*WORK TO COMPLETE:* Exactly and only the lines from the one containing "What's the underlying" through the close of the entries below are to be set down.

*RECORDS SUPPLIED:*
#####

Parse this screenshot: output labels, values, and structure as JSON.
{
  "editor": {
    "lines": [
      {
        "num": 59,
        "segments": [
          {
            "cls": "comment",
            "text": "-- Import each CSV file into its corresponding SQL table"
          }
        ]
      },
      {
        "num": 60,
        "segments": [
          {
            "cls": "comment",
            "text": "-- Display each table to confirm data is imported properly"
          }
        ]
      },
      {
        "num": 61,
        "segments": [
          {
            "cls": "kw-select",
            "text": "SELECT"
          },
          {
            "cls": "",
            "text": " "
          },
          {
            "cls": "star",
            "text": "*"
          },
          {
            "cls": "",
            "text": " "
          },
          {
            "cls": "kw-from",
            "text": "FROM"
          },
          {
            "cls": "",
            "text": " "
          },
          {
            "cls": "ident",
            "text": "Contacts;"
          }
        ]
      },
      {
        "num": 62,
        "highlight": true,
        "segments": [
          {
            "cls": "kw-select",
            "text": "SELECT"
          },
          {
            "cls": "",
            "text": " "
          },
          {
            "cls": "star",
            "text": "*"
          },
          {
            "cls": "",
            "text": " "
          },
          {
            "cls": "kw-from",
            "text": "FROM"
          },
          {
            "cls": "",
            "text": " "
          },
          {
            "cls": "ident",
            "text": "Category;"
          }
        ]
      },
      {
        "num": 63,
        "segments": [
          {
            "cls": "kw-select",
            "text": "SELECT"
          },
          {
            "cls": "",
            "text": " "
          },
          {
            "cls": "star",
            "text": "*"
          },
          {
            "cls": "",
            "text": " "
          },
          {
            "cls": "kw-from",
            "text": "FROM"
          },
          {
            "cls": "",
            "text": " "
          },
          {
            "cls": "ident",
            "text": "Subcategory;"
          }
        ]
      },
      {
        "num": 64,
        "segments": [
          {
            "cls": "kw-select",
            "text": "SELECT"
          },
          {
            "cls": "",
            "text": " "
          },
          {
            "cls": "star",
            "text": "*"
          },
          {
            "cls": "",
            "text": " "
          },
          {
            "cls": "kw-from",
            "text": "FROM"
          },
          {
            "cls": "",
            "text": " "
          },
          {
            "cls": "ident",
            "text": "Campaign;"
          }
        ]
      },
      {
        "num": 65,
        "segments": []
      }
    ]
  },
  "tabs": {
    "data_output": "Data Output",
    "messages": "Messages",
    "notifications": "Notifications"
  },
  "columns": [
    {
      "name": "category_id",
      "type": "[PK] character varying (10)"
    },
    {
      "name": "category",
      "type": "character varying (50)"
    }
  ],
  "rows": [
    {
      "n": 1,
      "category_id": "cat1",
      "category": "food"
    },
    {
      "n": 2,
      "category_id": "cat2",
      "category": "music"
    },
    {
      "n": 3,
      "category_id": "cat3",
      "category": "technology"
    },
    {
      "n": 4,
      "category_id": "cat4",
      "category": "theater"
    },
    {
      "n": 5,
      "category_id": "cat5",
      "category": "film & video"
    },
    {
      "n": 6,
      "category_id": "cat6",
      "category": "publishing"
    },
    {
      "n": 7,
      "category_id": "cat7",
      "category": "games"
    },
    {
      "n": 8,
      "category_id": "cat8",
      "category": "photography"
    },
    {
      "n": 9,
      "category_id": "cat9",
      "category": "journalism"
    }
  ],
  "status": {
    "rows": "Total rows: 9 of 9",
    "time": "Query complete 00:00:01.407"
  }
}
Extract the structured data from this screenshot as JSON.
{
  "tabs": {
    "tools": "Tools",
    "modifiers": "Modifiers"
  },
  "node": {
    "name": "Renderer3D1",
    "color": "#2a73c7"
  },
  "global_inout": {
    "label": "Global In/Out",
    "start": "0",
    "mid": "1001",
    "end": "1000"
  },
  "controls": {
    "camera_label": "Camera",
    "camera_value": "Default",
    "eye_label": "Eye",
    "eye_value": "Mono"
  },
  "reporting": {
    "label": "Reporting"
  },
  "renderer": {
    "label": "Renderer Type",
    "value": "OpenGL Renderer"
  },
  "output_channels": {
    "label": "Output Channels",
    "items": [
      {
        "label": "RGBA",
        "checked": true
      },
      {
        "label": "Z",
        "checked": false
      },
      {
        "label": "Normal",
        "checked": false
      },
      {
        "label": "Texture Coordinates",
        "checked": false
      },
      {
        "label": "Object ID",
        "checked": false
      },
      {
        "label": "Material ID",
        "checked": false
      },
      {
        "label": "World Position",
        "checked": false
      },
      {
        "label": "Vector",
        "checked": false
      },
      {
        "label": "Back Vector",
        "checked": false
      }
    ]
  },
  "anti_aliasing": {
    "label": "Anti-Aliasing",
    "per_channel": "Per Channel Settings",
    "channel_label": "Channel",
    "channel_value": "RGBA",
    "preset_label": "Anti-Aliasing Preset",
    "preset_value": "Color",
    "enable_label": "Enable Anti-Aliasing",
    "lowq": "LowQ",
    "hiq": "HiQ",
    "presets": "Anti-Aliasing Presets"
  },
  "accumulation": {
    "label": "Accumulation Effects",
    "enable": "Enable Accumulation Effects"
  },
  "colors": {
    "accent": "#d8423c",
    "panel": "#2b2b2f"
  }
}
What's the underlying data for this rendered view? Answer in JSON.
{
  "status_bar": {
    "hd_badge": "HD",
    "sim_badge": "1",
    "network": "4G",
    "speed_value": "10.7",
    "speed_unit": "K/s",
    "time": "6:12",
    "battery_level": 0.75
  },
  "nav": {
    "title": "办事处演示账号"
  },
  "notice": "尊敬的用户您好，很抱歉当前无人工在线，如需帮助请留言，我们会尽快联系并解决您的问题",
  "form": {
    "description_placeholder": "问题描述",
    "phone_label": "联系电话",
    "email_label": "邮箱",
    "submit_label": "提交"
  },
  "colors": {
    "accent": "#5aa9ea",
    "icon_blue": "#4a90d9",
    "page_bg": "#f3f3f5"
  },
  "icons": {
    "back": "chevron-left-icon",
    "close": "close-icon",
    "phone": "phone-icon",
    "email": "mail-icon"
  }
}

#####

*WRITTEN REPLY:*
What's the underlying data for this rendered view? Answer in JSON.
{
  "status_bar": {
    "hd_badge": "HD",
    "sim_badge": "1",
    "network": "4G",
    "speed_value": "10.7",
    "speed_unit": "K/s",
    "time": "6:12",
    "battery_level": 0.75
  },
  "nav": {
    "title": "办事处演示账号"
  },
  "notice": "尊敬的用户您好，很抱歉当前无人工在线，如需帮助请留言，我们会尽快联系并解决您的问题",
  "form": {
    "description_placeholder": "问题描述",
    "phone_label": "联系电话",
    "email_label": "邮箱",
    "submit_label": "提交"
  },
  "colors": {
    "accent": "#5aa9ea",
    "icon_blue": "#4a90d9",
    "page_bg": "#f3f3f5"
  },
  "icons": {
    "back": "chevron-left-icon",
    "close": "close-icon",
    "phone": "phone-icon",
    "email": "mail-icon"
  }
}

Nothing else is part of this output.